By Sara Culverhouse

Atoms, molecules and chemical bonds – the molecular world that chemists explore with fascination is not visible, even with a powerful microscope. Teaching the mechanics of molecules is difficult for teachers, and even harder for students to understand. Because of this inherent challenge, chemistry is often taught as a series of facts to memorise, losing student interest and enthusiasm along the way.

Dr Mihye Won is a researcher and Senior Lecturer in the School of Education at Curtin, and asked if we could do more for students.

“As a science teacher, this is a challenge we face every day. How can I help students see and feel the molecular world? How can I reignite students’ natural inquisitive minds to explore the molecular world?”

To better support student learning, Won and her research team have received an Australian Research Council grant to investigate virtual reality (VR) as a way to visualise the molecular world – and the results are promising.

“VR gives a superior sense of what is happening in the molecular world – you can zoom in and out, and move around in an intuitive way.

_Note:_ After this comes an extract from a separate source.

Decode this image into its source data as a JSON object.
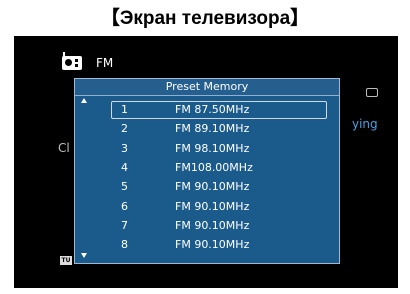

It makes it much easier to see molecular structures and key parts of a reaction, which is not done as well via other modes,” Won says.

The research team designed a series of immersive VR learning activities to showcase the enzyme structure acetylcholinesterase and its reactions, which complete the neurotransmission process in the body. A group of Curtin’s first-year chemistry students tested the VR activities last year.

“Woah, it was amazing!” the students beamed after taking off their VR headsets.

Each learning activity led a pair of students through a series of tasks. They built a molecule, then followed the journey of the enzyme reaction.

Students found the ‘tactile’ experience of VR engaging and they were able to quickly build and move molecules to see how they interacted. Watching the students walk around, bend over and peer around virtual objects was a highlight for the team.

“When I accidentally zoomed in too fast, I thought the electron cloud would hit my face!” said an excited participant.

The collaborative aspects of the experience are unique among VR learning activities, which are usually completed solo. Working together allowed the students to learn from and help each other. Teamwork also made the activity more interesting for the students, who said they enjoyed discussing their answers together.

“It was great to go through this together with my friend,” said a participant.

“We were double-checking the molecule structure, tugging things so it wouldn’t fall apart … it was a lot of fun doing that, piecing it together,” they added.

Many students reported that the enzyme reaction was different from what they had visualised from more traditional classroom learning. Before ‘seeing’ the reaction in a VR environment, it was difficult to understand its scale and complexity.

“What we learnt in class was misleading a little bit, because it relies on your perceptions of what it could be rather than showing what it is like,” a participant noted.

“Now I know an enzyme is not just a blob, it is a complex protein.”

Won hopes the study will kickstart greater interest in VR and education, particularly in teaching science.

“There are tons of possibilities for educational VR and improving student outcomes. We encourage researchers to investigate applying this emerging technology to education.”

The research is timely, and comes at a point where government, business and industry are beginning to realise the potential of VR. While VR development has been mostly focused on gaming, the technology is poised to integrate into many sectors.

Tomorrow’s workforce may use VR to learn the latest surgical techniques, fast-prototype new product designs, or help people with phobias overcome their fears in a controlled setting. Exposure to VR will help future employees craft VR experiences that educate, entertain and connect people.

With the success of the initial study, Won’s research team will take students into another molecular realm, exploring snowflakes and sweet tasting molecules. Won’s next goal is to create a VR environment that can be readily integrated into many forms of science education, including high school science classes.

“At the moment, there is a lack of quality VR for education, and teachers do not consider VR as a viable learning platform for their students,” she explains.

“I hope my research creates more interest in developing educational VR content, and makes teachers seriously consider if it can form part of the education they provide.”

After building molecules and soaring through an enzyme, it’s not so far-fetched to imagine that VR will be part of future education soon.

People–Planet–Technology

This article forms part of the online series People–Planet–Technology, which showcases Curtin Humanities’ applied research into what it means to be human in an ever-changing world. Our research is driven by the need to create a better future by examining and engaging with people, the planet and technology – and how they converge in fascinating ways.